Are you yearning for a day in nature, surrounded by the sights and sounds of beautiful native plants and trees, wildlife and the sea?
Murramarang National Park is home to one of the largest and most important Aboriginal sites on the coast, and is a migration destination for the critically endangered swift parrot which breeds in Tasmania and heads north for food and warmth in winter.
There is so much to see and do in Murramarang National Park, you’ll be hard pressed to fit it all into a single day. But if you can spare the time during your next trip to the South Coast, here is one way to spend the day…
Take a bike ride through Murramarang National Park
The South Durras course is a peaceful loop ride through Murramarang National Park on a well compacted gravel road, perfect for beginners and families.
Starting at Corilla Street in South Durras, the trail will take you around the park to North Head lookout and back to South Durras. Along the way you’ll see towering gum trees and luscious ferns, with a superb view of the coast from the lookout.
For those who want something a little more challenging, there are many moderate to difficult mountain biking trails that start at Lakesea Caravan Park and lead to North Head.
If you don’t have your own bike, simply hire one from Batemans Bay Cycles.

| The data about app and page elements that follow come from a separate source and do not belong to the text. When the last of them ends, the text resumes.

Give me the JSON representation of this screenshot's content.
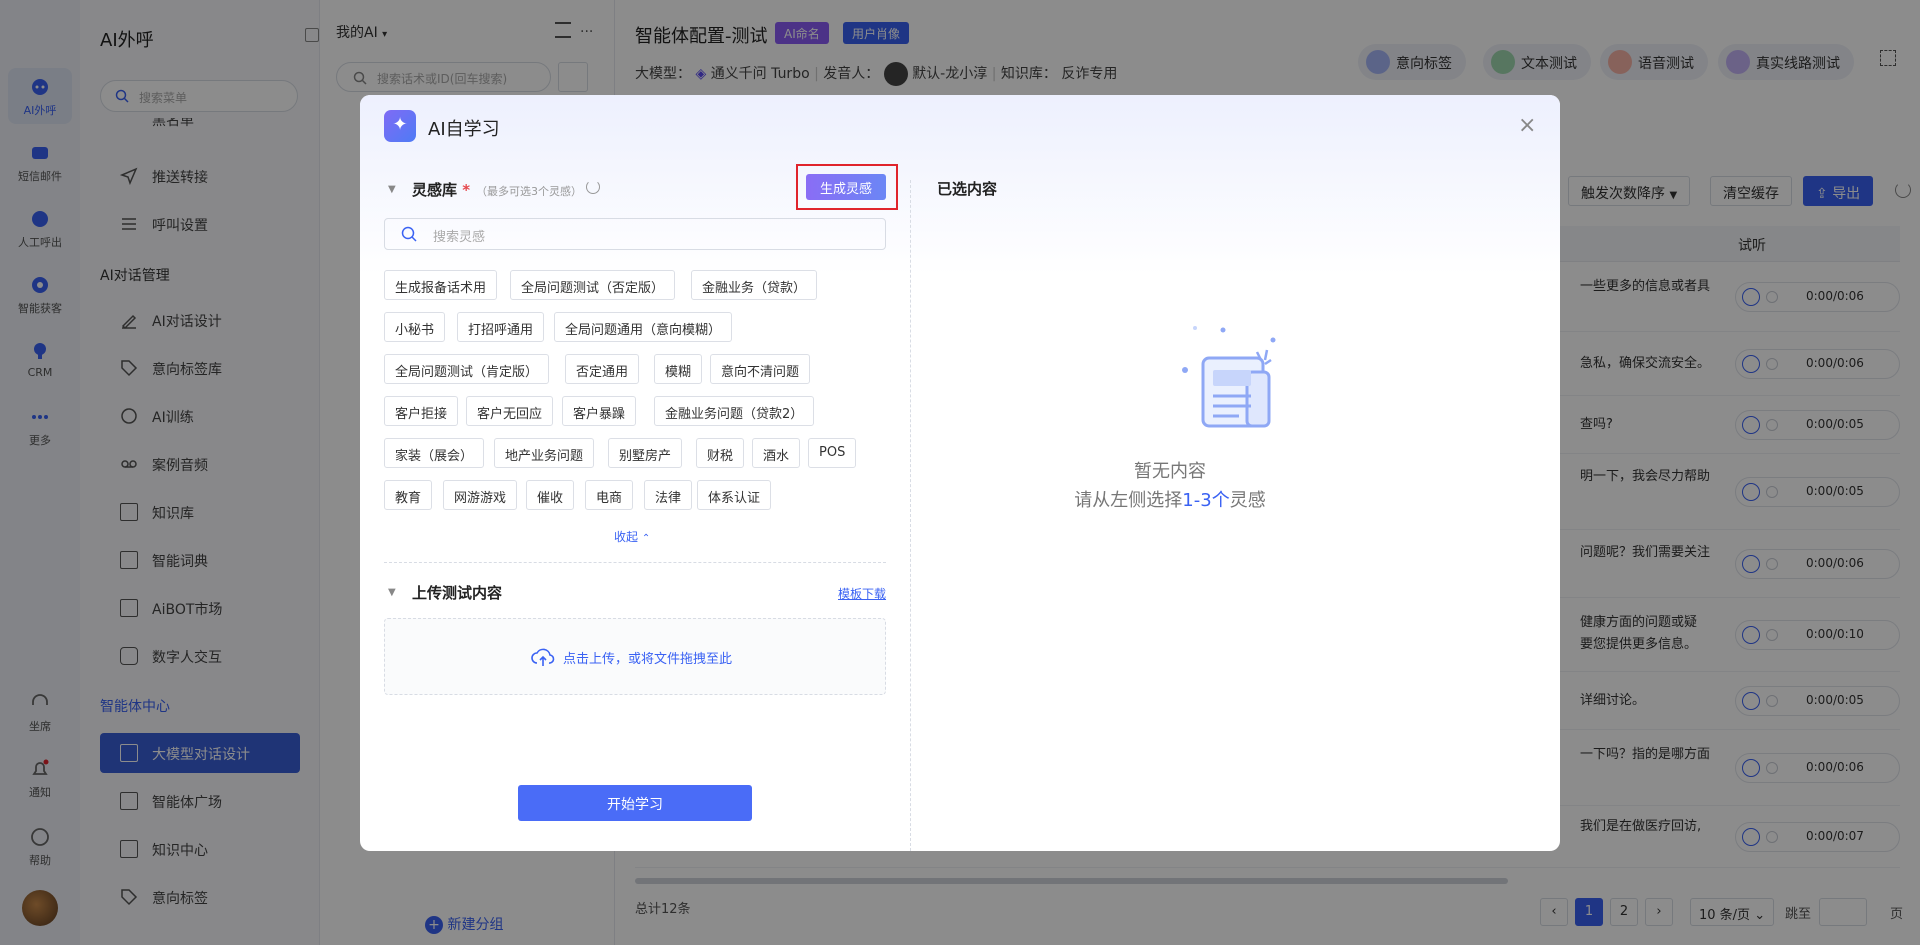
{
  "rail": {
    "items": [
      {
        "label": "AI外呼"
      },
      {
        "label": "短信邮件"
      },
      {
        "label": "人工呼出"
      },
      {
        "label": "智能获客"
      },
      {
        "label": "CRM"
      },
      {
        "label": "更多"
      }
    ],
    "bottom": [
      {
        "label": "坐席"
      },
      {
        "label": "通知"
      },
      {
        "label": "帮助"
      }
    ]
  },
  "menu": {
    "title": "AI外呼",
    "search_placeholder": "搜索菜单",
    "partial_item": "黑名单",
    "items_a": [
      {
        "label": "推送转接"
      },
      {
        "label": "呼叫设置"
      }
    ],
    "group_dialog": "AI对话管理",
    "items_b": [
      {
        "label": "AI对话设计"
      },
      {
        "label": "意向标签库"
      },
      {
        "label": "AI训练"
      },
      {
        "label": "案例音频"
      },
      {
        "label": "知识库"
      },
      {
        "label": "智能词典"
      },
      {
        "label": "AiBOT市场"
      },
      {
        "label": "数字人交互"
      }
    ],
    "group_agent": "智能体中心",
    "items_c": [
      {
        "label": "大模型对话设计"
      },
      {
        "label": "智能体广场"
      },
      {
        "label": "知识中心"
      },
      {
        "label": "意向标签"
      }
    ]
  },
  "listpanel": {
    "dropdown": "我的AI",
    "search_placeholder": "搜索话术或ID(回车搜索)",
    "new_group": "新建分组"
  },
  "main": {
    "title": "智能体配置-测试",
    "tag_ai_name": "AI命名",
    "tag_user_profile": "用户肖像",
    "model_label": "大模型：",
    "model_value": "通义千问 Turbo",
    "speaker_label": "发音人：",
    "speaker_value": "默认-龙小淳",
    "kb_label": "知识库：",
    "kb_value": "反诈专用",
    "top_buttons": [
      {
        "label": "意向标签"
      },
      {
        "label": "文本测试"
      },
      {
        "label": "语音测试"
      },
      {
        "label": "真实线路测试"
      }
    ],
    "toolbar": {
      "sort": "触发次数降序",
      "clear_cache": "清空缓存",
      "export": "导出"
    },
    "column_listen": "试听",
    "rows": [
      {
        "text": "一些更多的信息或者具",
        "time": "0:00/0:06"
      },
      {
        "text": "急私，确保交流安全。",
        "time": "0:00/0:06"
      },
      {
        "text": "查吗?",
        "time": "0:00/0:05"
      },
      {
        "text": "明一下，我会尽力帮助",
        "time": "0:00/0:05"
      },
      {
        "text": "问题呢？我们需要关注",
        "time": "0:00/0:06"
      },
      {
        "text": "健康方面的问题或疑\n要您提供更多信息。",
        "time": "0:00/0:10"
      },
      {
        "text": "详细讨论。",
        "time": "0:00/0:05"
      },
      {
        "text": "一下吗？指的是哪方面",
        "time": "0:00/0:06"
      },
      {
        "text": "我们是在做医疗回访,",
        "time": "0:00/0:07"
      }
    ],
    "total": "总计12条",
    "pages": [
      "1",
      "2"
    ],
    "page_size": "10 条/页",
    "jump_label": "跳至",
    "page_suffix": "页"
  },
  "modal": {
    "title": "AI自学习",
    "inspiration_title": "灵感库",
    "required_mark": "*",
    "inspiration_hint": "（最多可选3个灵感）",
    "generate_button": "生成灵感",
    "search_placeholder": "搜索灵感",
    "chips": [
      "生成报备话术用",
      "全局问题测试（否定版）",
      "金融业务（贷款）",
      "小秘书",
      "打招呼通用",
      "全局问题通用（意向模糊）",
      "全局问题测试（肯定版）",
      "否定通用",
      "模糊",
      "意向不清问题",
      "客户拒接",
      "客户无回应",
      "客户暴躁",
      "金融业务问题（贷款2）",
      "家装（展会）",
      "地产业务问题",
      "别墅房产",
      "财税",
      "酒水",
      "POS",
      "教育",
      "网游游戏",
      "催收",
      "电商",
      "法律",
      "体系认证"
    ],
    "collapse": "收起",
    "upload_title": "上传测试内容",
    "template_download": "模板下载",
    "upload_text": "点击上传，或将文件拖拽至此",
    "start_button": "开始学习",
    "selected_title": "已选内容",
    "empty_text": "暂无内容",
    "empty_hint_prefix": "请从左侧选择",
    "empty_hint_highlight": "1-3个",
    "empty_hint_suffix": "灵感"
  }
}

Picnic at Wasp Head
All that cycling is bound to work up an appetite so when you arrive back at South Durras, follow Banyandah Street and veer left onto Wasp Head Road. From there you can walk or cycle along the Wasp Head walking track to the picturesque Wasp Head picnic area.
This quiet spot offers great views and birdwatching opportunities, and there are picnic tables or plenty of grassed areas to roll out a rug.

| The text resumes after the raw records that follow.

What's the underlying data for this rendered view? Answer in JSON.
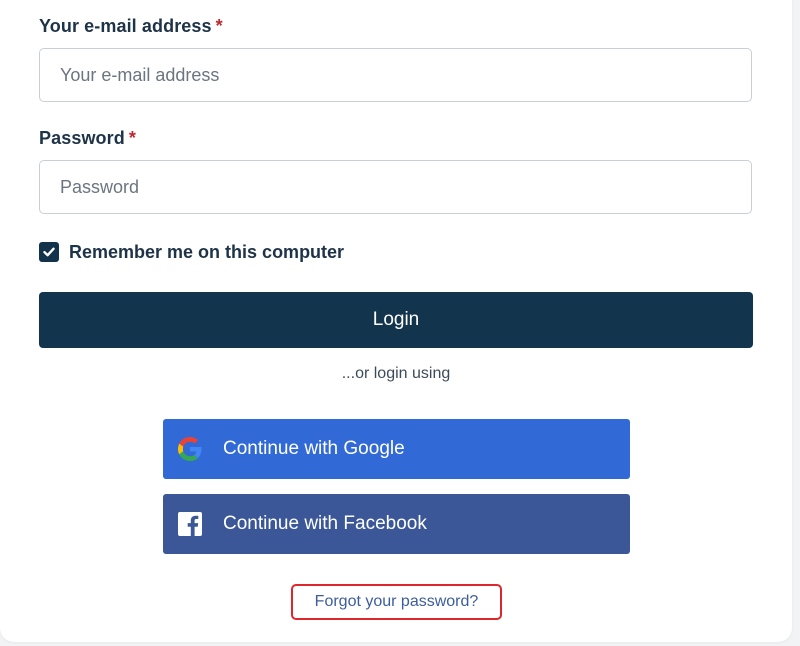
{
  "email": {
    "label": "Your e-mail address",
    "required_mark": "*",
    "placeholder": "Your e-mail address",
    "value": ""
  },
  "password": {
    "label": "Password",
    "required_mark": "*",
    "placeholder": "Password",
    "value": ""
  },
  "remember": {
    "label": "Remember me on this computer",
    "checked": true
  },
  "login_button": "Login",
  "or_text": "...or login using",
  "social": {
    "google": {
      "label": "Continue with Google",
      "icon": "google-icon",
      "color": "#3169d6"
    },
    "facebook": {
      "label": "Continue with Facebook",
      "icon": "facebook-icon",
      "color": "#3b5797"
    }
  },
  "forgot_password": "Forgot your password?",
  "colors": {
    "primary": "#13344d",
    "required": "#c0262d",
    "link": "#3c5d9d",
    "highlight_border": "#e0262d"
  }
}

Enjoy the scenic coastal sights and views across to Wasp Island, and be on the lookout for whales, sea eagles and the majestic peregrine falcons.
Wasp Head is also home to ancient geological sites where you can literally see evidence of a transition from a glacial to a non-glacial period. Explore sculpted sandstone cliffs, amazing rock formations, clusters of shellfish fossils, boulders of petrified magma, and pools of sedimentary conglomerate rock.
Explore the coastline and go for a swim or snorkel
After lunch, head north for a stroll along the coastline past Mill Point and towards Mill Beach. Journey to the coves at Wobbegong Bay and discover rock pools brimming with sea life, before finishing with a swim at Cookies Beach which is famous for its crystal clear water and calm seas.
If you want to head south from Wasp Head instead, take the 2 hour walk down the coast to North Head. The first trail you’ll come across is the Dark Beach walking track. This leads through Murramarang National Park past unique rock formations to a secluded beach perfect for swimming, fishing and snorkelling.
Journey further south to Myrtle Beach walking track, which will take you through natural bushland to another isolated beach ideal for swimming and snorkelling. Here you can also experience breathtaking sandstone cliffs, as well as Wagonga Ordovician rocks which date back an impressive 500 million years.
Further south from Myrtle Beach is Richmond Beach (a great place to stop for afternoon tea and another swim), and then the Oaky Beach walking track which leads to another remote beach just out from the Murramarang National Park.
Stay the night at North Head Campground
At the southern edge of Murramarang National Park is North Head. Here you’ll find a campground, lookout, and tranquil rock pools for a memorable snorkelling experience in sapphire waters surrounded by an abundance of sea life.
You can stay at the campground if you book ahead, and enjoy falling asleep under the stars to the sounds of waves and wildlife.
If you want to stay near Murramarang National Park but not at the campground, you’ll find accommodation at:
To learn more about Murramarang National Park to help plan your day trip or next holiday, visit Explore Eurobodalla.